During the session: “The Changing Role of Women in Agriculture,” three women in the agriculture industry spoke about their careers and their role as women in the ag field. Glenda Humiston of UC Agriculture and Natural Resources, Doris Mold of American AgriWomen and Karen Ross, the California Department of Food and Agriculture Secretary, spent some time offering their experiences and advice to young men and women in the industry. Ross shared the following three key points about the roles of women in agriculture and how they will continue to evolve:

  1. Young women and young people cannot aspire to something they’ve never been exposed to. From the youngest age possible we need to show people the possibilities of what they can be. That’s not being done well enough yet in agriculture and we’re not thinking about all the ways there are ag-based careers. Our future is in the hands of young people.
  2. Because women haven’t always had career examples, women don’t necessarily start out seeking leadership opportunities in places where we wouldn’t think they would be. Seek out opportunities to serve.
  3. Mentor starts with M. E. N. Men can help encourage and bring women’s experiences and perspectives to the table. Collaboration is key to get new perspectives & stories. Today, the vast number of leadership authority positions are men says Ross, and the most important thing men can do is make sure they are open to women being there.

7. Directly Effect Legislation with Lobbying

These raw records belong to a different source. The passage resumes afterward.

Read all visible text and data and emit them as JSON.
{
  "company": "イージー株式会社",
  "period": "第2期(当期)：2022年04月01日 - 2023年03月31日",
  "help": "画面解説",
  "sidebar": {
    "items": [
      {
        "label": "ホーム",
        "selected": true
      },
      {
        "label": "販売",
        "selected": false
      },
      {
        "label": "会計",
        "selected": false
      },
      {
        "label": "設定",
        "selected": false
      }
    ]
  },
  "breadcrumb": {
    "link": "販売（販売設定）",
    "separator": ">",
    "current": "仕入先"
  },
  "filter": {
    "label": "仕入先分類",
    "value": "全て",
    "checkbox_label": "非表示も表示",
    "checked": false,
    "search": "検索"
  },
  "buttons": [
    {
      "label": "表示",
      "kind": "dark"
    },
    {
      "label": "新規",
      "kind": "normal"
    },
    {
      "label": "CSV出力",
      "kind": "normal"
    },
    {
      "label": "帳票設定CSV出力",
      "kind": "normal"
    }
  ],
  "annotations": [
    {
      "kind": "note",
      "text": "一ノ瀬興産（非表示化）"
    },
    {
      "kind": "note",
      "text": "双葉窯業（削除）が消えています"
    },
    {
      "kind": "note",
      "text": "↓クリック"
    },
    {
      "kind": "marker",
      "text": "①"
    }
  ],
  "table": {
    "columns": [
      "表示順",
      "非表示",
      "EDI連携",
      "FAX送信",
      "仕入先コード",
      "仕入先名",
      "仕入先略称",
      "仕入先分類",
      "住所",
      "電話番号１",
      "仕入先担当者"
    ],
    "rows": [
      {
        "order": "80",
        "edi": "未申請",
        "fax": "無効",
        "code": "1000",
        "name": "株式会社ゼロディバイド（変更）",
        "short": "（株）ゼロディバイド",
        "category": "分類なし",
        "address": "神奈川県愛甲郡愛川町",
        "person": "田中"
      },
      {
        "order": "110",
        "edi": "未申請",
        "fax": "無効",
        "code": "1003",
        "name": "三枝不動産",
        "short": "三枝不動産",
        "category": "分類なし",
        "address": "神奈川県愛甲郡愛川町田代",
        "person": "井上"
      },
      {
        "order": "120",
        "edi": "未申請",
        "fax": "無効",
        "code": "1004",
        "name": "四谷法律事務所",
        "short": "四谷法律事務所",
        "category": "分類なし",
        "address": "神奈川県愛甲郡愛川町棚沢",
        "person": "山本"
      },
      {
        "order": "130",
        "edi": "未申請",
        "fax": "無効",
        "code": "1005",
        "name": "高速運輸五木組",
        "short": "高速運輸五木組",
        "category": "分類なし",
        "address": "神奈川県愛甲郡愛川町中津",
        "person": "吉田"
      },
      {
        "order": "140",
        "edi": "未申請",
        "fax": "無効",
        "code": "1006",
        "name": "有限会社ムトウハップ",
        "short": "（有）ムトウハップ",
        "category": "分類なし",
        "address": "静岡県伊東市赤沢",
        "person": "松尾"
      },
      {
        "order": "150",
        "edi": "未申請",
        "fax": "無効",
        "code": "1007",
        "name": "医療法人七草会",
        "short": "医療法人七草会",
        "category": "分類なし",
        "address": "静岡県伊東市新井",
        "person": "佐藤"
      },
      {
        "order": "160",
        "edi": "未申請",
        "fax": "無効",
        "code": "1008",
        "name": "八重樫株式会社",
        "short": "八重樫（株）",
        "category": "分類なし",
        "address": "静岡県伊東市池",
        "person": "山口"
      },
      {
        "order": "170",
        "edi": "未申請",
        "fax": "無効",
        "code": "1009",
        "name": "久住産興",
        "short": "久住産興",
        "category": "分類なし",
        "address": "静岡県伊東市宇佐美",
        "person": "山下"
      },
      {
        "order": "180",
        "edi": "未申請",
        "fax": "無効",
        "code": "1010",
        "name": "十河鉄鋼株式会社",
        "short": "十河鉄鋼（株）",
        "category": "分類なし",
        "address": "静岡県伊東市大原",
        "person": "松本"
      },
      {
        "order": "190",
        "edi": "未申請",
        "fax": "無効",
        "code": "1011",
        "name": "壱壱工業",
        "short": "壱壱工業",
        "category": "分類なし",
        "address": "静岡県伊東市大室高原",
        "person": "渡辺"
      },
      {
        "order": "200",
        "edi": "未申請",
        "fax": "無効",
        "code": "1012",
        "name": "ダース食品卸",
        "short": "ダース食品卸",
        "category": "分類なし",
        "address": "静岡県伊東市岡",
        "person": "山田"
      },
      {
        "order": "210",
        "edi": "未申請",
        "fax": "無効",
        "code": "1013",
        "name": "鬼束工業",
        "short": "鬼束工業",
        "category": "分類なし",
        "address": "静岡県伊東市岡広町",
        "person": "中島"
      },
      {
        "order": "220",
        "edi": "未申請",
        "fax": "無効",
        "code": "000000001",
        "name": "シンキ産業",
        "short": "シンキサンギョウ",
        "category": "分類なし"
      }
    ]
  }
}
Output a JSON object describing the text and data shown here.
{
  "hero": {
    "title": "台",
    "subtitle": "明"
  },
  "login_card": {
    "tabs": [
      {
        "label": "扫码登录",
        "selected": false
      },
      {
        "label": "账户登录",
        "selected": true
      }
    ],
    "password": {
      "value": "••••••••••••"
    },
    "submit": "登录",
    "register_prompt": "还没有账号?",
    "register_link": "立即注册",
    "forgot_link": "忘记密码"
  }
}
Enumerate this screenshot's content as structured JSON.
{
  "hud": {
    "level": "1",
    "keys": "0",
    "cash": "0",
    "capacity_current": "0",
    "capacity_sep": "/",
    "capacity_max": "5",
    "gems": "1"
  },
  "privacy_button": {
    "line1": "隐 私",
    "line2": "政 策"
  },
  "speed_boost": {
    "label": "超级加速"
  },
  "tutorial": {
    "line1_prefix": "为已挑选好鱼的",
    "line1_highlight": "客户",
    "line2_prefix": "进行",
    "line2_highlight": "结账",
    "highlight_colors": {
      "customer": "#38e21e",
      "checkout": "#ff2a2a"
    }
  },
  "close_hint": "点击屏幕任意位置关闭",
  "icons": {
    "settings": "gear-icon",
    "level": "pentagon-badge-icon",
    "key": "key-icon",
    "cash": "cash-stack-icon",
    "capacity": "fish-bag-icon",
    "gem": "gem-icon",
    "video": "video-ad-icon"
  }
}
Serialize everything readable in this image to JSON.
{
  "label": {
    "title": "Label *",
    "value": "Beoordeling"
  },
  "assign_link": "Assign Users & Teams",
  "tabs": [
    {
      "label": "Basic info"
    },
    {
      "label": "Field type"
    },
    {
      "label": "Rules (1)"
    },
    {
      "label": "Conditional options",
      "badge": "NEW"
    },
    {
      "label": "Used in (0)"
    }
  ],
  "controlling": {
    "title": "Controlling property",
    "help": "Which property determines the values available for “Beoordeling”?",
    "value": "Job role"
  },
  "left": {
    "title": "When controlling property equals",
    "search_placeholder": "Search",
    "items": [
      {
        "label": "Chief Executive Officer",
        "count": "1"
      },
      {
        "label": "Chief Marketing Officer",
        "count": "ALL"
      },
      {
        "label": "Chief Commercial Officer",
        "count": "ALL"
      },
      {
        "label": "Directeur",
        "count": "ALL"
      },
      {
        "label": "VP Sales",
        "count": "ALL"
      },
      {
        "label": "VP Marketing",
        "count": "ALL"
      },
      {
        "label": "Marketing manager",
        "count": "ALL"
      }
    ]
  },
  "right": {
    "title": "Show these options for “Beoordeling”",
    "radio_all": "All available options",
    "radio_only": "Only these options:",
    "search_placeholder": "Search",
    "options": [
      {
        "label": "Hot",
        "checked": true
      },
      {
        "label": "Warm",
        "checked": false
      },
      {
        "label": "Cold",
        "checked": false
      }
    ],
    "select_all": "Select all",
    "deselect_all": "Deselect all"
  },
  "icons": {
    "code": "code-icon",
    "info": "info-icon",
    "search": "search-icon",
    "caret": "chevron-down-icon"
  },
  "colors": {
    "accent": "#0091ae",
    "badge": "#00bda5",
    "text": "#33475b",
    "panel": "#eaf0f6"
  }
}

Effective lobbying on Capitol Hill with legislators all starts with a personal story with real-world perspective, which has so much more impact than a paid lobbyist. A personal point of view is the most powerful point of view, said Heather Hampton+Knodle of Knodle, Ltd. during the “Grassroots Lobbying” session. Legislators take notice when their constituents take their own time and money to visit them or talk about current legislation that is important to them or directly impacting them. Even if there isn’t a pressing issue, Knodle suggests making the effort to build the relationship with the legislator and their staff. Having a working relationship now will help serve as a starting off point in the future when laws and bills need to be discussed. Meet with legislators at their office or at event when they will be speaking on a pertaining issue. Every single issue needs to be lobbied because the opponents of the issue are working just as hard for their point of view, says Shannon Grove of California State Assembly and Continental Labor and Staffing Resources.

Grove and Knodle  offered these three tips when planning a meeting with a legislator:

  1. Be prepared with truthful info
  2. Appreciate their time
  3. Be concise

Read more: Live from World Ag Expo Day 3